During the eighteenth century, the spread of Newtonian physics in the French scientific community, Newton's writings contributed only a small part to the central thesis of the work done on the shape of the earth. Continental scholars, especially Leibniz, influenced the entire French proceedings, and many French scholars participated in defining the final earth's shape theory. The evolution of Enlightment physics, proved to be more than a mere replacement of a scientific discipline framework with another, but a rather complicated process involving many areas of research and contributions from the entire scientific world.
Prior to 1735, South America was largely 'terra incognita' to most Europeans, but on that year, the French Academy of Sciences sent a joint mission, of French and Spanish scholars to Quito, a South American Spanish province (present-day Ecuador) to study the curvature of the Earth at the Equator. Equipped with telescopes and quadrants, the mission members considered the transfer of scientific knowledge from Europe to the Andes as a sacred fire transmitted esotericly through the European astronomical instruments to curious observers in South America. This expedition would put South America, on the world map for centuries to come, at least in the minds of Europeans.
In 1735, a team of French and Spanish scientists traveled to South America as members of the Equator Geodesical Expedition. Their mission for this expedition was to attempt to find the true shape of planet Earth. The earlier work of great physicists Isaac Newton and Huygens suggested it flattened at the poles, while bulging around the equator. Or was the bulge rather at the bottom pole than at the equator, as it is revealed in the Quran, and debated earlier with Moslem astronomers in Andalusia. To settle this matter, the "Académie des Sciences, a Paris," commissioned two metrological expeditions: one to Lapland, near the North Pole, and the other to Quito, near the equator. Measuring the length of a meridian arc of one degree at each of these two sites and comparing the results would resolve the issue. As it turned out, Newton-Huygens thesis was correct. The equatorial expedition entailed unprecedented international cooperation, because Spain had long forbidden foreigners to travel in its American dominions. It had provided a wide European public with a rare information about equatorial South America, land of the Incas, the fabled Amazons and El Dorado.

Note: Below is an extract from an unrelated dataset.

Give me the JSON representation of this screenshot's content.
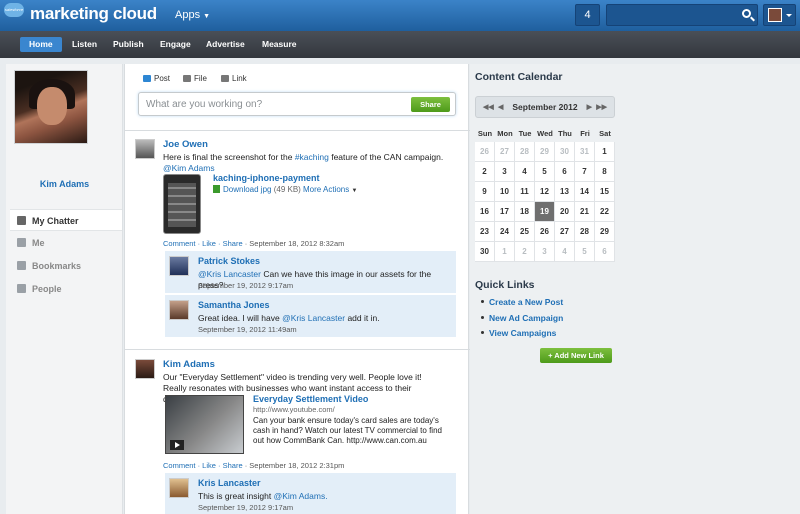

For the next decade, the mission traveled widely, conducting geodesical measurements. Its members had gathered information about a territory that Europeans still knew little, after about two centuries of the Spanish conquest of the Inca territories. The expedition resulted in a wide range of results, some addressed the journey itself, while others were concerned more broadly with the region. Ferreiro searched, and wrote one of the best reconstructed travel stories to result from the expedition. He recounts in detail the historical joint expedition of France and Spain, to discover the shape of the Earth, and determine its size. A historical account of the Inca empire; with a description of the province of Quito. Expected to take about two years, the expedition to what is now Peru, extended over almost a decade. While reading the fascinating and engaging account of the complex project, filled with examples political conspiracy, dysfunctional interpersonal relations, and wasted efforts that Ferreiro recounts with apparent enthusiasm. But the mission was ultimately successful and became a historical as well as a scientific achievement.
Measuring the New World: Enlightenment Science and South America
The Problem of the Earth's Shape from Newton to Clairaut: The Rise of Mathematical Science in Eighteenth-Century Paris and the Fall of 'Normal' Science